SB Nation logo

More of Vox Media’s three-month furloughs have now turned into complete departures. Jason Kirk, a long-time SB Nation college football writer and editor who shifted to the new Banner Society college football site when it launched last fall and was part of the Shutdown Fullcast podcast, and Mike Prada, a long-time SB Nation NBA writer and editor (both were also part of the city hubs while SB Nation was doing that, at the Atlanta and Washington local hubs respectively), were both amongst those initial furloughs (which were set to run from May 1 through July 31). They both announced Friday that they’re now leaving permanently, joining a group that also includes Matt Brown, Natalie Weiner, and Spencer Hall. Later Friday morning, Alex Kirshner and Richard Johnson (both long-time SB Nation college football writers who also moved to Banner Society last year) also announced they were leaving for good, as did SB Nation NFL writer Morgan Moriarty, SB Nation WNBA and women’s college basketball writer Matt Ellentuck, NBA writer Paul Flannery, golf writer Brendan Porath, and soccer writer Zito Madu. Here are the tweets announcing their departures:

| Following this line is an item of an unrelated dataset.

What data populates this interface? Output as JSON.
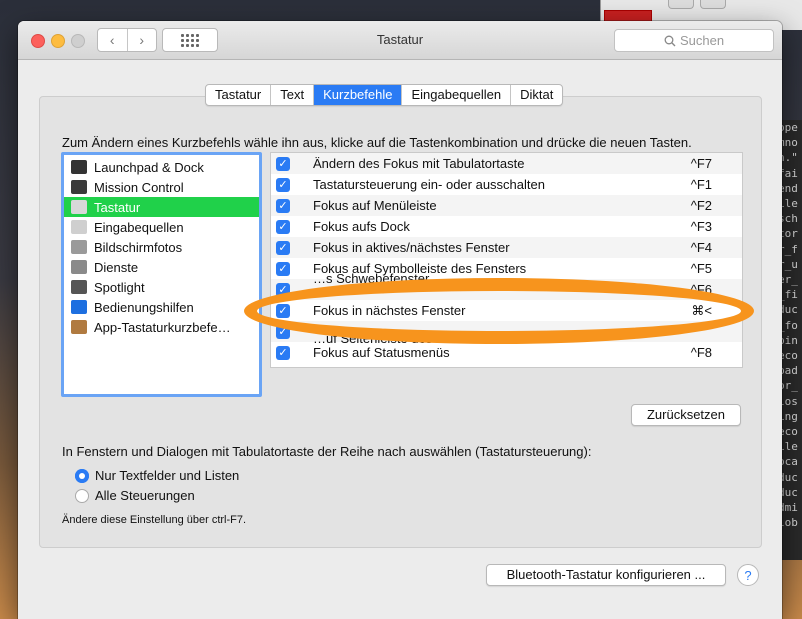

It’s not that unexpected that some of these furloughs have turned into buyouts, as it’s pretty tough for people to take no pay for three months (and the discussion around the furloughs also indicated that their jobs weren’t guaranteed to be there after that). And while the furloughs allowed for side projects (Hall, Kirk, Kirshner, and Johnson are all involved in the Sinful Seven: Sci-Fi Western Legends of the NCAA ebook project, along with Tyson Whiting), those aren’t necessarily enough to overcome having no primary work income. And the buyout option is an important one that the union fought hard for, and it will hopefully help these talented writers on their way to finding something new. But seeing yet more prominent SB Nation and Banner Society people leaving raises further concerns for the future of those sites; yes, there are still plenty of notable writers at both sites, but those numbers are continuing to diminish.

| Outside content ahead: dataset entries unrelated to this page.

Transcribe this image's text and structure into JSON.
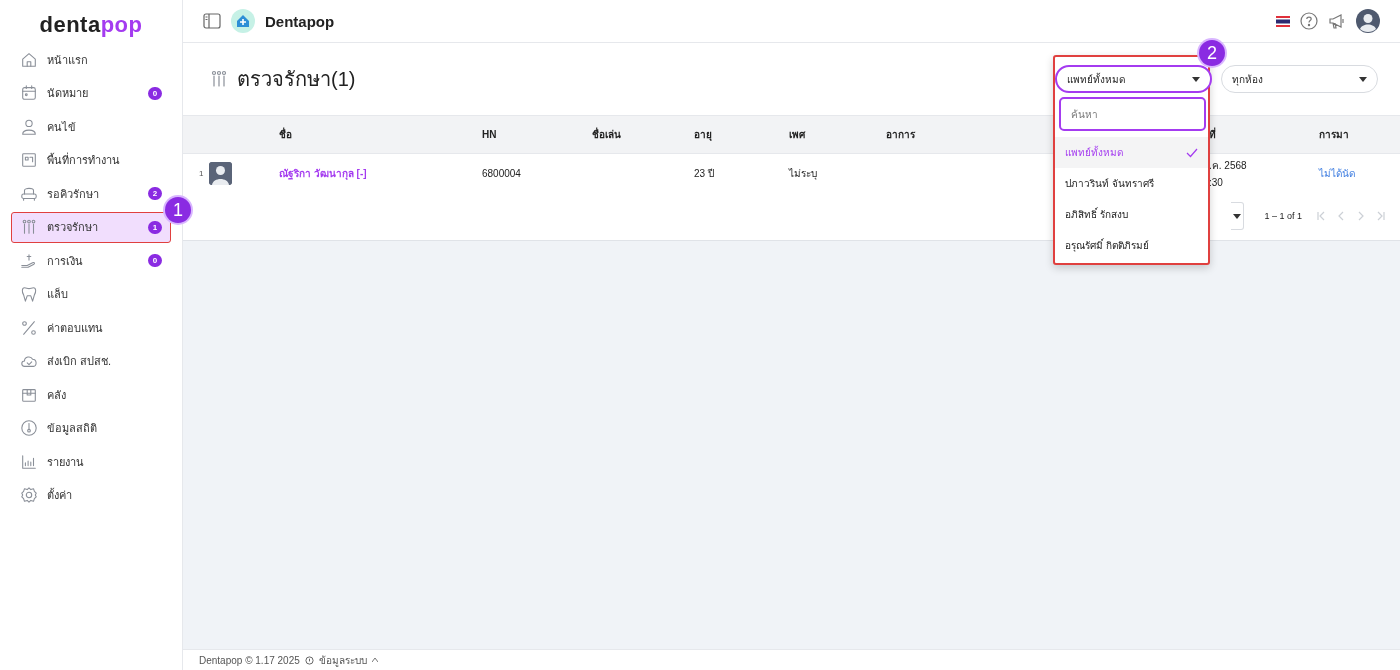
{
  "brand": {
    "logo_primary": "denta",
    "logo_accent": "pop"
  },
  "sidebar": {
    "items": [
      {
        "label": "หน้าแรก",
        "selected": false
      },
      {
        "label": "นัดหมาย",
        "badge": "0",
        "selected": false
      },
      {
        "label": "คนไข้",
        "selected": false
      },
      {
        "label": "พื้นที่การทำงาน",
        "selected": false
      },
      {
        "label": "รอคิวรักษา",
        "badge": "2",
        "selected": false
      },
      {
        "label": "ตรวจรักษา",
        "badge": "1",
        "selected": true
      },
      {
        "label": "การเงิน",
        "badge": "0",
        "selected": false
      },
      {
        "label": "แล็บ",
        "selected": false
      },
      {
        "label": "ค่าตอบแทน",
        "selected": false
      },
      {
        "label": "ส่งเบิก สปสช.",
        "selected": false
      },
      {
        "label": "คลัง",
        "selected": false
      },
      {
        "label": "ข้อมูลสถิติ",
        "selected": false
      },
      {
        "label": "รายงาน",
        "selected": false
      },
      {
        "label": "ตั้งค่า",
        "selected": false
      }
    ]
  },
  "header": {
    "title": "Dentapop"
  },
  "page": {
    "title": "ตรวจรักษา(1)"
  },
  "filters": [
    {
      "value": "แพทย์ทั้งหมด",
      "open": true
    },
    {
      "value": "ทุกห้อง",
      "open": false
    }
  ],
  "dropdown": {
    "search_placeholder": "ค้นหา",
    "options": [
      {
        "label": "แพทย์ทั้งหมด",
        "selected": true
      },
      {
        "label": "ปภาวรินท์ จันทราศรี",
        "selected": false
      },
      {
        "label": "อภิสิทธิ์ รักสงบ",
        "selected": false
      },
      {
        "label": "อรุณรัศมิ์ กิตติภิรมย์",
        "selected": false
      }
    ]
  },
  "table": {
    "columns": [
      "ชื่อ",
      "HN",
      "ชื่อเล่น",
      "อายุ",
      "เพศ",
      "อาการ",
      "ที่",
      "การมา"
    ],
    "rows": [
      {
        "index": "1",
        "name": "ณัฐริกา วัฒนากุล [-]",
        "hn": "6800004",
        "age": "23 ปี",
        "sex": "ไม่ระบุ",
        "date_lines": [
          ".ค. 2568",
          ":30"
        ],
        "visit": "ไม่ได้นัด"
      }
    ]
  },
  "pagination": {
    "range": "1 – 1 of 1"
  },
  "footer": {
    "copyright": "Dentapop © 1.17 2025",
    "link": "ข้อมูลระบบ"
  },
  "annotations": [
    {
      "label": "1"
    },
    {
      "label": "2"
    }
  ]
}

And it’s notable that this didn’t have to be this way. First off, the union proposed a different approach of wider pay cuts rather than furloughs, and it’s worth mentioning that work-sharing programs and shared pay cuts have helped preserve jobs at other outlets, including The Los Angeles Times. Beyond that, Vox Media’s overall furloughs hit nine percent of their employees, but those furloughs were heavily focused on sports.  Vox Media CEO Jim Bankoff called sports (along with Curbed’s real estate coverage and various cross-network sales, production and events roles) an area “where short-term demand will be lower.” That remains a questionable comment.

Yes, there have been few live sports in the U.S. thanks to the COVID-19 pandemic, but there’s been lots of sports news to cover around planned restarts and (more recently) athletes’ comments on protests, and that’s to say nothing of the many creative history-focused projects people have launched during this time. There’s also been a larger captive audience than normal thanks to people being stuck at home. And with no subscription costs for Vox’s sites, there are no subscription cancellations to factor in here; if you produce good content on a free-to-read site, there’s no challenge to reading it. Absolutely, there are ongoing revenue challenges for countless media outlets (including Vox) thanks to advertising declines and other wider economic impacts of the pandemic, but the approach of “Eh, we won’t need much sports coverage for a few months” feels overly reductionist and flawed. (And it’s also odd that Vox, which built its entire wider model starting with sports, decided sports was the first thing they could cut when tough times hit.)

And that’s perhaps especially true now that we’re getting closer to sports leagues’ plans to return. At the moment, there’s a whole lot of discussion and analysis of return-to-play plans, from the NBA to the NHL to MLB to college football, and SB Nation and Banner Society are having to cover that with lessened staffing and without a lot of their well-known voices. Banner Society in particular only has four people of the eight on its masthead who are still there (Ryan Nanni, Holly Anderson, Brian Floyd, and Steven Godfrey). And if these returns do actually go as planned, then there will be plenty of live sports to cover, but Vox’s sites will be doing so without a lot of their established people. With more and more of these furloughs turning into permanent exits, SB Nation and Banner Society may not be as prominent destinations for sports coverage going forward.

About Andrew Bucholtz

Andrew Bucholtz is a staff writer for Awful Announcing and The Comeback. He previously worked at Yahoo! Sports Canada and Black Press.